Galvanised by scorn for fake news, Matt Preston puts the alleged world’s top-ranked foods to rights and takes us around the globe one dish at a time.
@mattscravat 1. STEAK AND CHIPS 2. PEKING DUCK @Mattscravat
I’M SORRY but I’m about to have a whinge. And at the risk of sounding scarily like Trump, I’m going to whinge about CNN. The network might be jolly good at running a 24-hour news channel, but it’s rubbish at compiling a list of the world’s 50 best dishes.
How can you respect a list that has buttered popcorn and potato chips among the greatest foods in the world yet omits the far superior caramel popcorn and any number of other junk-food delicacies from across the globe including our Twisties? It also includes ketchup, English fish and chips, and toast with Marmite, but no barbecue sauce, the far superior Aussie fish and chips or toast with Vegemite.
I’m incensed by this list every time it pops up in my online searches so, rather than whinge, I’ve compiled my own list – The World’s 50 Best Dishes According to Me.
France has been challenged by other countries as the home of the world’s best cuisine, but it’s hard to go past one dish it gave the world, expertly cooked steak frites, especially if it comes with a classically made tarragon-scented Béarnaise, or even a more vintage mushroom, green peppercorn or brandy and cream sauce. Heck, even just mustard and horseradish rocks my boat. Add a vinaigrette-dressed butter lettuce salad and you have the ideal meal. Use properly aged, grass-fed Aussie beef and it’s something very special indeed.
Pork crackling and crisped-up fish or chicken skin – there’s joy in these brittle sheets with the added pleasure of a thin layer of tender fat on the underside and a little salt. And so it is with Peking duck. Take thin slivers of duck that are mainly bronzed skin with just a little meat, wrap them in gossamer-like pancakes with straws of spring onion, a baton of cucumber and the barest lick of plum or hoisin sauce for three bites of perfection. Enjoy the duck flesh stir-fried with noodles and turn the carcass into a soup to complete the Peking duck trilogy.

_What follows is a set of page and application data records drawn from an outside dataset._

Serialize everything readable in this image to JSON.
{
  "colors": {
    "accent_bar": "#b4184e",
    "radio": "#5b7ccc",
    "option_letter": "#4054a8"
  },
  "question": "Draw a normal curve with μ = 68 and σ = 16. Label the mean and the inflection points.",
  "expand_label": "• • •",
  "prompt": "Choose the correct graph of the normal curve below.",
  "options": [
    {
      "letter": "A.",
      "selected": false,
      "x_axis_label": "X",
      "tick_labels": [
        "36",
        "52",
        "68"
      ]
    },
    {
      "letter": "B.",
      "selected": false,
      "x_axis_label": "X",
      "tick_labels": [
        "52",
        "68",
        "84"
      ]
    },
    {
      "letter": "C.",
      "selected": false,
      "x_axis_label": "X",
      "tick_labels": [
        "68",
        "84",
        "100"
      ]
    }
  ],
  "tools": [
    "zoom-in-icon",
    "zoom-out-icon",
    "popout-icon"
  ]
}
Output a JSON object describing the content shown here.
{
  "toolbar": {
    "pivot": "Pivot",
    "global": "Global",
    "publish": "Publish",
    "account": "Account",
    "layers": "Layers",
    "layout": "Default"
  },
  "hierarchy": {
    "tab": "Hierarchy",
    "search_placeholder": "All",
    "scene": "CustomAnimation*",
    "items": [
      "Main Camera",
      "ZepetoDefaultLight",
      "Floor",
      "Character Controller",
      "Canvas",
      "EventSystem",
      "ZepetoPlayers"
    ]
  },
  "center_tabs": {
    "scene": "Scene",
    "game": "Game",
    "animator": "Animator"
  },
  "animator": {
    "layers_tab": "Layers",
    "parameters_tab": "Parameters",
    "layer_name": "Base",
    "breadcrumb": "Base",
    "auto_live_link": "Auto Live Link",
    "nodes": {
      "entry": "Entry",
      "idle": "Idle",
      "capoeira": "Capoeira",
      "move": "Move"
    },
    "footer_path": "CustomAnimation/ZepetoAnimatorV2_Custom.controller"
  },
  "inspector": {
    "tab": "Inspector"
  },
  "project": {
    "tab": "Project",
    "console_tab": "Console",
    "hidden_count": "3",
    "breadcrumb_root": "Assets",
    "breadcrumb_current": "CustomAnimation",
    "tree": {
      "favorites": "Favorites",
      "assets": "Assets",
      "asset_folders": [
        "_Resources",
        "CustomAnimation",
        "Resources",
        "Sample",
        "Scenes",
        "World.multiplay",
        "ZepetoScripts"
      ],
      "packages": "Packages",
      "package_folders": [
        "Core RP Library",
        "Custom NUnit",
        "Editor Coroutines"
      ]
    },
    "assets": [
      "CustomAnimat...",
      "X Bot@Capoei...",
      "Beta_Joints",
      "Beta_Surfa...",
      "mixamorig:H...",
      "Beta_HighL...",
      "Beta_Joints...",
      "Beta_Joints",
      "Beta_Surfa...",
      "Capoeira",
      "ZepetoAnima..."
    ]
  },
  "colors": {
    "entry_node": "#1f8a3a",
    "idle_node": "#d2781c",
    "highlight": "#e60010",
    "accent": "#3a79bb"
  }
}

While other dishes require exactitude in their cooking, the best sushi relies on sourcing top seafood and then treating it with the ultimate respect – allowing it, rather than rice or a sauce, to shine. The sum should be a quiet riot of texture and subtle flavours.
A true Neapolitan pizza is about so much more than the perfect puffy and slightly chewy crust. A judicious selection of just a few ingredients, such as the milkiest, super-fresh mozzarella, is part of it, but more important still is the tomato sauce made with sweet yet acidic San Marzano tomatoes. Accept no substitutes!
5. MALAYSIAN SATAY
No more than skewers of rabbit, chicken, lamb or beef cooked over hot coals and served with a simple peanut sauce, satay is cooking at its simplest, but there’s just something about the spicing on the meat combined with the creaminess of the sauce. It’s perfect with the traditional but beautifully gentle accompaniment of compressed rice and chunks of cucumber.
Italy had a number of contenders for the top 10, but gnocchi at their angelic, pillowy best really show off the skill of the cook and their understanding of restraint – how little flour is added, how little time the gnocchi spend in the water, and what they might be served with. For me, burnt butter and a drift of finely grated parmesan, or a simple fresh tomato sugo is all they need, but if you force a blue cheese sauce on me I won’t mope.
Soft or crisp. Vegetarian or meat-laden. Unadorned or loaded with the full bonanza of salsas. From Maroochydore to Mexico City, I’ve yet to eat a taco I didn’t like. (I might have met a couple I didn’t trust. I’m not sure eyeballs have a place in my taco. I like seeing my food; I’m just not keen on my food seeing me.)
While my personal favourite are those snowy-white, super-fluffy barbecue pork buns, this is a delicious group of dishes that includes har gow loaded with fat, springy prawns, those scalding soup buns, xiao long bao, and Japanese gyoza.
It might be one of the most abused culinary concepts, but a hamburger done right – a chunky patty that’s juicy but crusty-charry at the edges, a veil of melted cheese, the sharp bite of pickles or ketchup, fresh lettuce and tomato, perhaps a rasher or two of smoky bacon – and you have something quite sublime. Pineapple or beetroot? Your choice. Burgers are from the US democratic.
10. CHICKEN RICE
It’s all about the broth and that rice, sticky with chicken fat, whether you have the roast or steamed chicken variety of this dish. They’re both loved equally in Malaysia, Indonesia and Singapore where chicken rice is held with the same reverence as chicken soup in other cultures.